The switch (marked 'Push-On / Push-Off') is the remote switch, and needs a lead that is long enough to reach the listening position. There is no real limit to the length, even with light duty figure-8 'speaker' lead, but in excess of 10 metres or so may cause some voltage loss. The LED is optional, and may be omitted. If fitted, be very careful that the LED cannot be seen from the hot seat, as it may dim slightly when the relays are energised, thus giving a visual clue - this you don't need!
When comparing amps of different power ratings, stay within the capacity of the smaller unit. Valve and transistor amps may be compared as long as the valve model has a damping factor greater than 25. Amps with subsonic filters may be distinguishable from those without on some material.
Matching the gain may be difficult if the amps do not have level controls. Solder a 10 kohm multiturn trim pot to the back of each RCA plug on the amp with more level to set the gain.
You must use a push-on, push-off hand held switch. Never use one that needs to be held down to make the relays change over. The switch must be one that does not change 'feel' from one position to the other (some feel slightly different depending on the latching mechanism).
After the initial surprise (shock) wears off, try the old stop and restart A-B test method again. See what happens!
This is a contributed article, and the author (Phil Allison) has made this information available for the sake of audio.
I do suggest that if you want to test this technique that Phil's instructions must be followed to the letter - even the smallest variation in level can invalidate any A-B test. Comparisons between valve and transistorised amplifiers are likely to show differences, only partly due to the higher output impedance of a valve amp, and extra care is needed to balance the levels with this combination.
It is also important that there are no visual cues that might alert you that one amp or the other is in operation.
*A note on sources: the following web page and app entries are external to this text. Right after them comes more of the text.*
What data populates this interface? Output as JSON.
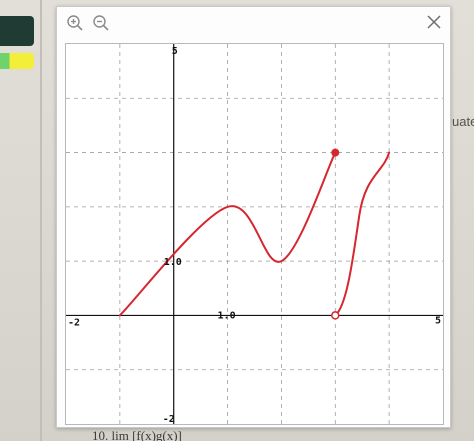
{
  "background": {
    "right_partial_text": "uate",
    "bottom_partial_text": "10. lim [f(x)g(x)]"
  },
  "toolbar": {
    "zoom_in_icon": "zoom-in-icon",
    "zoom_out_icon": "zoom-out-icon",
    "close_icon": "close-icon"
  },
  "colors": {
    "curve": "#d6262f",
    "grid": "#9e9e9e",
    "axis": "#111111"
  },
  "chart_data": {
    "type": "line",
    "xlim": [
      -2,
      5
    ],
    "ylim": [
      -2,
      5
    ],
    "grid": true,
    "grid_style": "dashed",
    "tick_labels": {
      "x_min": "-2",
      "x_unit": "1.0",
      "x_max": "5",
      "y_min": "-2",
      "y_unit": "1.0",
      "y_max": "5"
    },
    "series": [
      {
        "points": [
          [
            -1,
            0
          ],
          [
            1,
            2
          ],
          [
            2,
            1
          ],
          [
            3,
            3
          ]
        ],
        "end_marker": {
          "x": 3,
          "y": 3,
          "style": "closed"
        }
      },
      {
        "points": [
          [
            3,
            0
          ],
          [
            4,
            3
          ]
        ],
        "start_marker": {
          "x": 3,
          "y": 0,
          "style": "open"
        }
      }
    ]
  }
}
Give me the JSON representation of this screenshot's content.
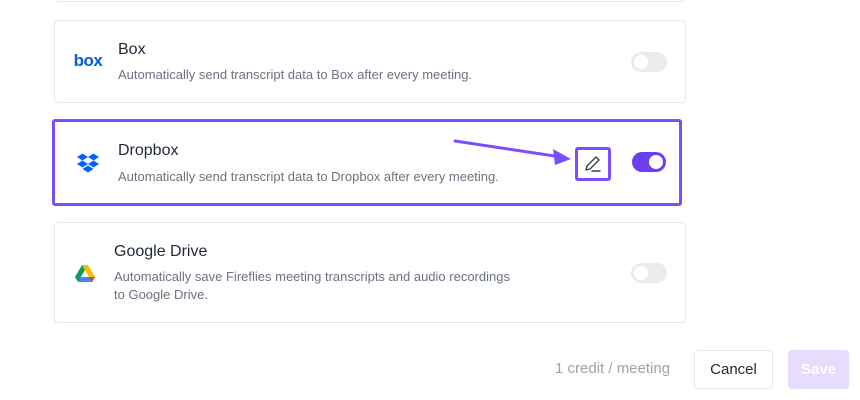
{
  "integrations": [
    {
      "name": "Box",
      "description": "Automatically send transcript data to Box after every meeting.",
      "logo_text": "box",
      "enabled": false
    },
    {
      "name": "Dropbox",
      "description": "Automatically send transcript data to Dropbox after every meeting.",
      "enabled": true
    },
    {
      "name": "Google Drive",
      "description_line1": "Automatically save Fireflies meeting transcripts and audio recordings",
      "description_line2": "to Google Drive.",
      "enabled": false
    }
  ],
  "footer": {
    "credit_text": "1 credit / meeting",
    "cancel_label": "Cancel",
    "save_label": "Save"
  },
  "colors": {
    "accent": "#6d3df0",
    "highlight": "#7c4dff",
    "box_blue": "#0061d5",
    "dropbox_blue": "#0061fe",
    "save_disabled": "#e6dcfd"
  },
  "icons": {
    "box": "box-logo-icon",
    "dropbox": "dropbox-logo-icon",
    "gdrive": "google-drive-logo-icon",
    "edit": "pencil-icon",
    "arrow": "annotation-arrow-icon"
  }
}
To be safe, place a screen of some sort between you and the amplifiers and switch box. As Phil has stated, if amplifiers are of different power ratings, make sure that neither amp clips (distorts) at any point during the tests. This will be immediately audible, and is not a valid test for an amplifier's sound quality (since it has none when clipping!)
You might find it hard to get a push-on/ push-off switch that has no difference in feel between states. If this is the case, you can use the circuit shown in Project 166.This allows a momentary switch to be used, and there will be absolutely no difference in feel either way. If you decide to include an indicator LED (which is a good idea so you can verify the switching action), it must have a switch in series so it can be turned off for testing. Before you start, you might want to get someone else to press the button a (random) number of times to make sure that there's no in-built bias. This is recommended regardless of the switch used.
If you don't want to be confronted by this switch box, build one anyway. It will allow you to make comparisons between amplifiers that are otherwise impossible to do with accuracy or repeatability. You might find that there are audible differences, or you might not. Either way, it gives you the ability to know (rather than assume or imagine) that one amplifier is different from another.
|Copyright Notice. This article, including but not limited to all text and diagrams, is the intellectual property of Phil Allison and Rod Elliott, and is Copyright © 2000. Reproduction or re-publication by any means whatsoever, whether electronic, mechanical or electro- mechanical, is strictly prohibited under International Copyright laws. The author (Phil Allison) and editor (Rod Elliott) grant the reader the right to use this information for personal use only, and further allow that one (1) copy may be made for reference. Commercial use of this published material is prohibited without express written authorisation from Phil Allison and Rod Elliott.|